The Art of Sport

Wednesday 13th September 2023
Location: Butler Gallery Learning & Engagement Centre
Butler Gallery, in partnership with Kilkenny Arts Festival, is pleased to present an exhibition exploring the spirit of sport as captured by a selected group of twenty-eight artists using diverse media. Conveyed through video, photography, painting, print and sculpture, the exhibition features an eclectic fusion of both Irish and International artists, displayed in our Main Gallery. A programme of archive films of Irish sport by amateurs and professionals from the 1950s onwards, curated by Irish Film Institute, is on view in the Digital Gallery throughout the exhibition.

Sport is a global language that communicates positively with a broad audience. This exhibition does not profess to take on sport as a whole, and does not include some of the more obvious of choices. Rather, the selection attempts to showcase art of substance, grace and beauty—work that draws on elements of sport that stimulate and challenge the viewer.

Wide-ranging work by artists from Ireland, Denmark, The Netherlands, United Kingdom and the USA are included along with museum loans of work by Irish artists such as Charles Brady, Louis le Brocquy and Elinor Wiltshire.

The ground breaking work of American artist Paul Pfeiffer was the inspiration for seeking out art of this nature.

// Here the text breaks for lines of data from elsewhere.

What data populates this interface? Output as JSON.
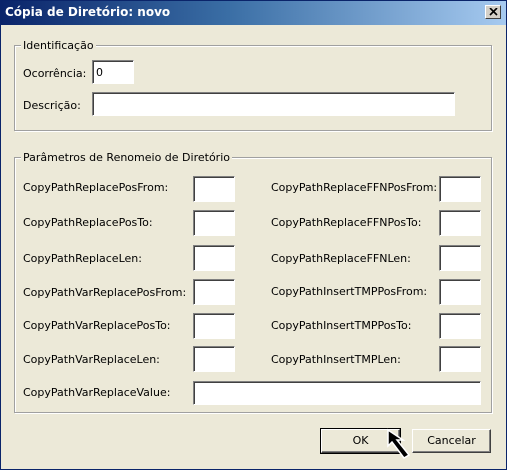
{
  "window": {
    "title": "Cópia de Diretório: novo"
  },
  "identificacao": {
    "legend": "Identificação",
    "ocorrencia": {
      "label": "Ocorrência:",
      "value": "0"
    },
    "descricao": {
      "label": "Descrição:",
      "value": ""
    }
  },
  "parametros": {
    "legend": "Parâmetros de Renomeio de Diretório",
    "left": [
      {
        "label": "CopyPathReplacePosFrom:",
        "value": ""
      },
      {
        "label": "CopyPathReplacePosTo:",
        "value": ""
      },
      {
        "label": "CopyPathReplaceLen:",
        "value": ""
      },
      {
        "label": "CopyPathVarReplacePosFrom:",
        "value": ""
      },
      {
        "label": "CopyPathVarReplacePosTo:",
        "value": ""
      },
      {
        "label": "CopyPathVarReplaceLen:",
        "value": ""
      }
    ],
    "right": [
      {
        "label": "CopyPathReplaceFFNPosFrom:",
        "value": ""
      },
      {
        "label": "CopyPathReplaceFFNPosTo:",
        "value": ""
      },
      {
        "label": "CopyPathReplaceFFNLen:",
        "value": ""
      },
      {
        "label": "CopyPathInsertTMPPosFrom:",
        "value": ""
      },
      {
        "label": "CopyPathInsertTMPPosTo:",
        "value": ""
      },
      {
        "label": "CopyPathInsertTMPLen:",
        "value": ""
      }
    ],
    "value": {
      "label": "CopyPathVarReplaceValue:",
      "value": ""
    }
  },
  "buttons": {
    "ok": "OK",
    "cancel": "Cancelar"
  }
}
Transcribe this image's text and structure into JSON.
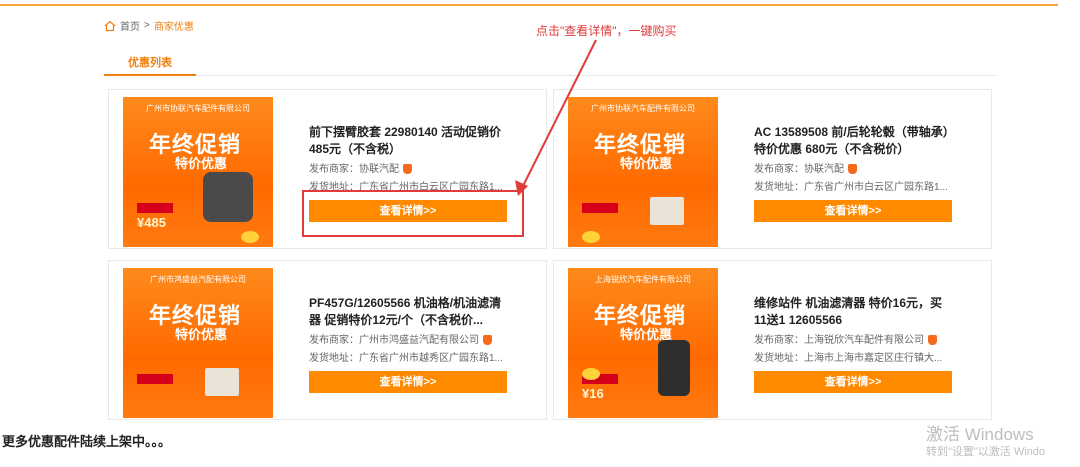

In 2000, Pfeiffer began a trilogy of digitally edited video installations that captured the final rounds in Muhammad Ali’s three most famous boxing matches. Long Count (Rumble in the Jungle), 2001, is a video that depicts the 1974 fight between Muhammad Ali and George Foreman in Zaire. The two fighters and referees have been digitally erased, yet leave a visual imprint of ghostly outlines set against the backdrop of the attending crowd.

Pfeiffer shows that footage of an event can constitute proof of its authenticity even when the important subject matter is removed from it, and yet the momentousness of the occasion is lost without the main protagonists. Also by Pfeiffer is Four Horsemen of the Apocalypse (31), 2017 from a photographic series in which Pfeiffer digitally erased identifiable details from photographs of professional basketball players. Pfeiffer uses the godlike appearance of athletes and iconographic images to imply a sense of awe and worship—but in such a way that the commentary is clear: that mass media can play a role in forming whom we see as icons.
Organisers Website

To keep up-to-date with all events, download "The Kilkenny App"

Download on the App StoreGet it on Google Play